Field trips have been a staple of public education for decades. Who didn’t look forward to escaping from the classroom to spend a day at a local zoo, museum or nature preserve? Like many other aspects of public education, however, funding for field trips has seen reductions recently. Some districts have cut field trips out of their budgets completely. With resources becoming more scarce, schools are looking for other ways to get the field trip experience without the expense and hassle of transportation and entrance fees.
Virtual field trip programs, like the one offered by the Denver Museum of Nature & Science, gives students a chance to gain new learning experiences without busting a school’s budget. Using video conference technology and classroom software, students can be exposed to the museum’s resources and staff expertise, while never setting foot outside the classroom.
The museum has offered these interactive classes for about ten years, but recently expanded the program and now runs 15 to 25 sessions each week. Students can learn about a wide variety of topics, covering anything from the moons of Saturn to the digestive system. The experience is designed to be interactive, so students can engage the museum guide and ask questions.
Many cost effective alternatives
Olympia Regional Learning Academy (ORLA) in Washington state has gotten a lot of bank for their buck using virtual field trips. The school has gone on 10 in the past years, virtually sending students to the New York Hall of Science, the Toledo Zoo and the Royal Botanical Gardens in Ontario. The average price for these ventures is $150 per session – a much cheaper alternative to hiring a fleet of busses and buying passes for hundreds of kids.
ORLA teacher Erin Curtiss confirmed that, in light of budget restrictions, this edtech was providing a welcome alternative to traditional field trips.
“They’re learning and doing something,” she said. “We don’t have a lot of opportunity for field trips, and this is a great replacement.”
Sometimes it can be helpful for students to be presented with an alternative learning experience than what can be offered in the classroom. Field trips have always filled that role, but with budget cuts making them more costly than ever, cash-strapped schools should consider virtual solutions.
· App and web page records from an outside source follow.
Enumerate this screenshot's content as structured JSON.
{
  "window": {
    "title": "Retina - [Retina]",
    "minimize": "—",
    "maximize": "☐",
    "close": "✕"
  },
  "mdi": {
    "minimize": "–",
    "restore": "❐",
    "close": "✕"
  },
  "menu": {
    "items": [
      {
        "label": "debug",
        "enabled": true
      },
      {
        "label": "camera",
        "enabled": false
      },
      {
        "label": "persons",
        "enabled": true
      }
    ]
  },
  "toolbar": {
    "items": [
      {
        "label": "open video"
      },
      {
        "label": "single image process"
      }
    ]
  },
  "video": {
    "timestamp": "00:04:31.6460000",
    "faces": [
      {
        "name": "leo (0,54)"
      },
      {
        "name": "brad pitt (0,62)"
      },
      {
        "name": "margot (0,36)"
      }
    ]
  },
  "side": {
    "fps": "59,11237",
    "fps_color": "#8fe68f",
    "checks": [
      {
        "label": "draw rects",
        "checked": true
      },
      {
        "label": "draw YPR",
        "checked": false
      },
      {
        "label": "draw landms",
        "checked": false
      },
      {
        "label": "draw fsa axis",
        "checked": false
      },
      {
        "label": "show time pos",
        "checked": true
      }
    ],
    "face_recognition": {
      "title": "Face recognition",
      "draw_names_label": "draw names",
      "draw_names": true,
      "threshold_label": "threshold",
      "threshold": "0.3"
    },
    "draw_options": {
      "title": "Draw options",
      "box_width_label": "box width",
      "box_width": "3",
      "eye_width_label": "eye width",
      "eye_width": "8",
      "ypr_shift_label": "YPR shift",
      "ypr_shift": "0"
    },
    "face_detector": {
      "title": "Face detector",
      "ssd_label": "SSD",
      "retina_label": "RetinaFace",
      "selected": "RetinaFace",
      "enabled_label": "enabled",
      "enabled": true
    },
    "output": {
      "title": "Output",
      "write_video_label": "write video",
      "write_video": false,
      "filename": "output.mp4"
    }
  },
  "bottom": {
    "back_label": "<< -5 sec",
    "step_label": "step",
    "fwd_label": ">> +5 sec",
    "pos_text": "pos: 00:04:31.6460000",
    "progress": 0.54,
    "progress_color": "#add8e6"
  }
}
Do you think virtual field trips are can replace the real deal? Should schools forget about field trips and focus on learning in the classroom? Tell us what you think in the comment section below and send us a message on our Facebook page!